Marine PFC Edward H. Ahrens enlisted in the Marine Corps on 3rd February, 1942. After passing through a boot camp at the Marine Corps Recruit Depot on Parris lsland, SC, he was transferred to the Marine Barracks in Quantico, Va., on 16th March.
Assigned to Company A, 1st Raider Battalion, Fleet Marine Force, he landed at Tulagi, British Solomon Islands, to secure the beachhead flank in the second assault wave on 7th August, 1942, with Company C, 1st Raider Battalion.
Moving inland, Company A headed down Tulagi’s central ridge’s right slope with the Marines initially escaping opposition. Later that evening, Company A took the position for the night.
They were located west of a cricket ground. Later that night, a fierce counterattack was launched by the Japanese which resulted in wedge between Company A and Company C.
With Company C becoming isolated near the beachhead, the enemy focused on Company A so they could make their way up the ridge and reach the Raider command post, which was being housed in a former British government building. The Raiders stood their ground.
PFC Ahrens, who was assigned to a security detachment to protect the right flank of the Raiders, took on a group of Japanese soldiers during the fierce battle. He fought to keep them from infiltrating the rear of the Raiders. The next morning, at sunrise, Major Lew Walt walked his lines to assess the condition of his troops.
He reported he found PFC Ahrens, a small 140-pound man in a foxhole, slumped over in the corner and covered with blood. In the foxhole with Ahrens, he said there were two dead Japanese soldiers – a lieutenant and a sergeant.
There were 11 more dead Japanese soldiers lying in front of Ahren’s position. He was clutching the sword of the dead officer.Dying from multiple stab wounds and gunshot wounds, Walt said Ahrens’ last words were whispered.

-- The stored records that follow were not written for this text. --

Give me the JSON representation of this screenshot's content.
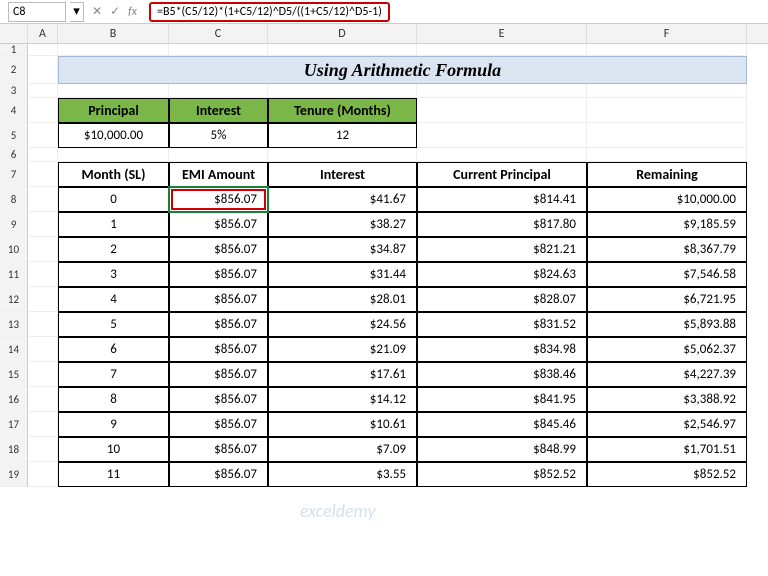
{
  "namebox": "C8",
  "formula": "=B5*(C5/12)*(1+C5/12)^D5/((1+C5/12)^D5-1)",
  "columns": [
    "",
    "A",
    "B",
    "C",
    "D",
    "E",
    "F"
  ],
  "title": "Using Arithmetic Formula",
  "params": {
    "headers": [
      "Principal",
      "Interest",
      "Tenure (Months)"
    ],
    "values": [
      "$10,000.00",
      "5%",
      "12"
    ]
  },
  "table": {
    "headers": [
      "Month (SL)",
      "EMI Amount",
      "Interest",
      "Current Principal",
      "Remaining"
    ],
    "rows": [
      [
        "0",
        "$856.07",
        "$41.67",
        "$814.41",
        "$10,000.00"
      ],
      [
        "1",
        "$856.07",
        "$38.27",
        "$817.80",
        "$9,185.59"
      ],
      [
        "2",
        "$856.07",
        "$34.87",
        "$821.21",
        "$8,367.79"
      ],
      [
        "3",
        "$856.07",
        "$31.44",
        "$824.63",
        "$7,546.58"
      ],
      [
        "4",
        "$856.07",
        "$28.01",
        "$828.07",
        "$6,721.95"
      ],
      [
        "5",
        "$856.07",
        "$24.56",
        "$831.52",
        "$5,893.88"
      ],
      [
        "6",
        "$856.07",
        "$21.09",
        "$834.98",
        "$5,062.37"
      ],
      [
        "7",
        "$856.07",
        "$17.61",
        "$838.46",
        "$4,227.39"
      ],
      [
        "8",
        "$856.07",
        "$14.12",
        "$841.95",
        "$3,388.92"
      ],
      [
        "9",
        "$856.07",
        "$10.61",
        "$845.46",
        "$2,546.97"
      ],
      [
        "10",
        "$856.07",
        "$7.09",
        "$848.99",
        "$1,701.51"
      ],
      [
        "11",
        "$856.07",
        "$3.55",
        "$852.52",
        "$852.52"
      ]
    ]
  },
  "watermark": "exceldemy",
  "chart_data": {
    "type": "table",
    "title": "Using Arithmetic Formula",
    "series": [
      {
        "name": "Month (SL)",
        "values": [
          0,
          1,
          2,
          3,
          4,
          5,
          6,
          7,
          8,
          9,
          10,
          11
        ]
      },
      {
        "name": "EMI Amount",
        "values": [
          856.07,
          856.07,
          856.07,
          856.07,
          856.07,
          856.07,
          856.07,
          856.07,
          856.07,
          856.07,
          856.07,
          856.07
        ]
      },
      {
        "name": "Interest",
        "values": [
          41.67,
          38.27,
          34.87,
          31.44,
          28.01,
          24.56,
          21.09,
          17.61,
          14.12,
          10.61,
          7.09,
          3.55
        ]
      },
      {
        "name": "Current Principal",
        "values": [
          814.41,
          817.8,
          821.21,
          824.63,
          828.07,
          831.52,
          834.98,
          838.46,
          841.95,
          845.46,
          848.99,
          852.52
        ]
      },
      {
        "name": "Remaining",
        "values": [
          10000.0,
          9185.59,
          8367.79,
          7546.58,
          6721.95,
          5893.88,
          5062.37,
          4227.39,
          3388.92,
          2546.97,
          1701.51,
          852.52
        ]
      }
    ]
  }
}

He said, “The idiot tried to come over me last night.
I guess they didn’t know I was a Marine.” It was then that 22-year-old Ahrens, a single man from Dayton, Ky., died in the major’s arms. He was posthumously presented with a Navy Cross Citation that read:
“Awarded for actions during the WW2″
The President of the United States of America took pride in presenting the Navy Cross (Posthumously) to Private First Class Edward Henry Ahrens. To the United States Marine Corps Reserve, for extraordinary heroism and devotion while serving with Company A, First Marine Raider Battalion, during the landing assault and seizure of the Japanese enemy over the Tulagi Island, part of the British Solomon Islands, on the night of 7th-8th August, 1942.
While a member of a security detachment protected the right flank of his battalion, Private First Class Ahrens was utterly disregarded over his personal safety, being solely engaged in a hand-to-hand combat with a group of the enemy attempting to infiltrate the rear of the battalion.
Although mortally wounded, he succeeded in killing the officer in command of the hostile unit and two other Japanese, therefore breaking up the attack.
His great personal valor and indomitable fighting spirit were regarded as a contribution to the noblest traditions of the United States Naval Service.
He gallantly gave his life in the defense of his country.
General Orders: Commander South Pacific: Serial 804 (March 13th, 1943)
Action Date: August 7th – 8th, 1942
Service: Marine Corps
Rank: Private First Class
Company: Company A
Battalion: 1st Marine Raider Battalion
Division: 1st Marine Division